(WHAT YOU SHOULD DO):
Every line holding the string "JSON" should be copied out of the listing.
[DATA PROVIDED Boundary: Start]
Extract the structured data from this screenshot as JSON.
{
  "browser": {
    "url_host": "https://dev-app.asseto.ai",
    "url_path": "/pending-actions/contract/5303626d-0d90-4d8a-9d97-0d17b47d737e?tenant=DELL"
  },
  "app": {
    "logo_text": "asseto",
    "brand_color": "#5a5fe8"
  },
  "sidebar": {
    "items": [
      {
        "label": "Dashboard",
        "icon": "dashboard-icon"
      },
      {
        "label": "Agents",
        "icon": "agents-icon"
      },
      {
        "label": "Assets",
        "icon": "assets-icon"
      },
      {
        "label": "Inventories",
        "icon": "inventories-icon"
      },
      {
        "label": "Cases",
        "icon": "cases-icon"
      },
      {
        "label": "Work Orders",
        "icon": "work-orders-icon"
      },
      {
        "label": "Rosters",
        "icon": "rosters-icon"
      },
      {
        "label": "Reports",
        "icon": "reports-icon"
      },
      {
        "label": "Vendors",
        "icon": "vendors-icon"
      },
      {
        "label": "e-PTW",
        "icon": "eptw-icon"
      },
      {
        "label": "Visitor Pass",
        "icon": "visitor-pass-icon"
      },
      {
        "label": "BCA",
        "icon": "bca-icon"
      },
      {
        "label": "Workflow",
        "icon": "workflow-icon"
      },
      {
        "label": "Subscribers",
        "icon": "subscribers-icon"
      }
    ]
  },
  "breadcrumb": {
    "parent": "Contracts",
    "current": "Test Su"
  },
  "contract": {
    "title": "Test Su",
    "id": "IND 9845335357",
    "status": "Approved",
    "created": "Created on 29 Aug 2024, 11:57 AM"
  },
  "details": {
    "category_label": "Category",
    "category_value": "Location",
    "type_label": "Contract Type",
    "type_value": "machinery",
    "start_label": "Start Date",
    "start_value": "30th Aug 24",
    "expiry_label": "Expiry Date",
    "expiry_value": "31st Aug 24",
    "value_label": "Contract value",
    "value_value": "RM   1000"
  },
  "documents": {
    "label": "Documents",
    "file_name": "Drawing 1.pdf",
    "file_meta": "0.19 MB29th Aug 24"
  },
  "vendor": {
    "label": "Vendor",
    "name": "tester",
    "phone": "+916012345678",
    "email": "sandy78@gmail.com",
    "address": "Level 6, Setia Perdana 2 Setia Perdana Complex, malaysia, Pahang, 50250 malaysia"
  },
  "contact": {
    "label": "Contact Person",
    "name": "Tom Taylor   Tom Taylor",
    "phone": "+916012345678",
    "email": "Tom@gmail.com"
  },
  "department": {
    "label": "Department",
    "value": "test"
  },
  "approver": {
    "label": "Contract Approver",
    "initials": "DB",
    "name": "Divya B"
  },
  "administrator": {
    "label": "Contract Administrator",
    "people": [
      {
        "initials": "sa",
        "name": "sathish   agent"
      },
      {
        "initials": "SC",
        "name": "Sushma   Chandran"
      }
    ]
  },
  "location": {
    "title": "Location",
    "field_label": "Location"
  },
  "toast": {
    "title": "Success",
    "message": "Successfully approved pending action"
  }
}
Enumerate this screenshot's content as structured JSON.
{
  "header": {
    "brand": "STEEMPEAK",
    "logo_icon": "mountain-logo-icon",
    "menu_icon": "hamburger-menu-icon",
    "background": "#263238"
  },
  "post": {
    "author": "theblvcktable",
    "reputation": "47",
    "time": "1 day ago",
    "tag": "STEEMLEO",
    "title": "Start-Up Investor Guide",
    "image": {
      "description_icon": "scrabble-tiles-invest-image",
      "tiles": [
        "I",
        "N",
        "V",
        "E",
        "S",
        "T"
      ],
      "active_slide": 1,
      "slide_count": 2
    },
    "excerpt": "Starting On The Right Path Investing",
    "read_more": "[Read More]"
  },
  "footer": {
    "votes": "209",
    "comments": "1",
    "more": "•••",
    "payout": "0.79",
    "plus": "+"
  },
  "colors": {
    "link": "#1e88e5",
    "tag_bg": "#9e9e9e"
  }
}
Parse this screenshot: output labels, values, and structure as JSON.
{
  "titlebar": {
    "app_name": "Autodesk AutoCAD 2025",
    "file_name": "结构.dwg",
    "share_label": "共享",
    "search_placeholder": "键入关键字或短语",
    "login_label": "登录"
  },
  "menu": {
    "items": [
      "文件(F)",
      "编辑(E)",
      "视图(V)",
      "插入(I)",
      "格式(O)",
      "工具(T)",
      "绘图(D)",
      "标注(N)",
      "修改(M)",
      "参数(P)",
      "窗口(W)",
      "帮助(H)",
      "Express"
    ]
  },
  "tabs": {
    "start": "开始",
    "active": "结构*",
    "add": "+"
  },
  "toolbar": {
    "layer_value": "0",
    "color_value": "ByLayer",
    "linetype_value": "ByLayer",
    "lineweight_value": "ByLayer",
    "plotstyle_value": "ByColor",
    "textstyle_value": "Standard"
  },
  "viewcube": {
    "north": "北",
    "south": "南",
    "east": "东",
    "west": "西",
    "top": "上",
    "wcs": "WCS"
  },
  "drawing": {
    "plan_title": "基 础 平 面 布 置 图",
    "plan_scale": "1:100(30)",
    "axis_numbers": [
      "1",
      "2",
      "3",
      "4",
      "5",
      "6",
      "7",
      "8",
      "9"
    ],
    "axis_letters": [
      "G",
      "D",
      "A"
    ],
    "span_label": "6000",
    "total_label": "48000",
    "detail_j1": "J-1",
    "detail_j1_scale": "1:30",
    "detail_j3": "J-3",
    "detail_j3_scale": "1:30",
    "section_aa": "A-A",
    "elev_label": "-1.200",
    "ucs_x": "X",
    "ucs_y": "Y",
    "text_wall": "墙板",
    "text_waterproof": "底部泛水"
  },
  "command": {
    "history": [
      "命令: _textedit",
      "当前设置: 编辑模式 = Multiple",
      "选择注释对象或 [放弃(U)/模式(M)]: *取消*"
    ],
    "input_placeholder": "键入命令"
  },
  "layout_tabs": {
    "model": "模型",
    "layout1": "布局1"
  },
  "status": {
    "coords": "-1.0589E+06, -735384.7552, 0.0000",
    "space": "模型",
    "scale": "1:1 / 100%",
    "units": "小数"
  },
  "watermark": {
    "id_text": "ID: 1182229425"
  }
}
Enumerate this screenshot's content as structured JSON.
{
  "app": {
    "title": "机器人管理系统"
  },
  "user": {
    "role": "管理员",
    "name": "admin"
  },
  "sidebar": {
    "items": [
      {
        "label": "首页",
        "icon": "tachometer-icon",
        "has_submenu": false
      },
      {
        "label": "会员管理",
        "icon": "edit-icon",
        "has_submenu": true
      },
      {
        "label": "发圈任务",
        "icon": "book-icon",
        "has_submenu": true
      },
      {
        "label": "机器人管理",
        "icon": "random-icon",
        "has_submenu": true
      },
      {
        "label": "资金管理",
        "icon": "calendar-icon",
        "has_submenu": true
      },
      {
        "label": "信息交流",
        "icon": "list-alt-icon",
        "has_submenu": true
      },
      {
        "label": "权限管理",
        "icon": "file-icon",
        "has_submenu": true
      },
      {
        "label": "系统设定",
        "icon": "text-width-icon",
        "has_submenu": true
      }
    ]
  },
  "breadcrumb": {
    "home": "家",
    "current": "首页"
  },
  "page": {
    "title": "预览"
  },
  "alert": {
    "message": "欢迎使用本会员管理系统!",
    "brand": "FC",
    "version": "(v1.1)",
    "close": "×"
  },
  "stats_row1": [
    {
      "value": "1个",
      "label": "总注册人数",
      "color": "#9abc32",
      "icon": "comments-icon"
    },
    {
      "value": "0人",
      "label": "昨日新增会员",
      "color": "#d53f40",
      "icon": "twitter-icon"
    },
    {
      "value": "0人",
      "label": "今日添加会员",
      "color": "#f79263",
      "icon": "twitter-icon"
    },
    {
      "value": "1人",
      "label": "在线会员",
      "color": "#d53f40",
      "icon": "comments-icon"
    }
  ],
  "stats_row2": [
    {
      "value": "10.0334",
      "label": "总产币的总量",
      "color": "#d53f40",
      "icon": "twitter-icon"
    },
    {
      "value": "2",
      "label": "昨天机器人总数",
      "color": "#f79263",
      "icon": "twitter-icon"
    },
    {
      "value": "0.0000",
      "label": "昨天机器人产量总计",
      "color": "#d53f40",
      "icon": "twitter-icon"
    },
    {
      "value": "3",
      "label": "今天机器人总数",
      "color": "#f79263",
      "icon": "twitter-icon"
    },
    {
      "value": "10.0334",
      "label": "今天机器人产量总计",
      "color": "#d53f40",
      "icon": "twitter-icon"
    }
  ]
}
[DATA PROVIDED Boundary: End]
(RESPONSE AREA):
Extract the structured data from this screenshot as JSON.
Enumerate this screenshot's content as structured JSON.
Parse this screenshot: output labels, values, and structure as JSON.
Enumerate this screenshot's content as structured JSON.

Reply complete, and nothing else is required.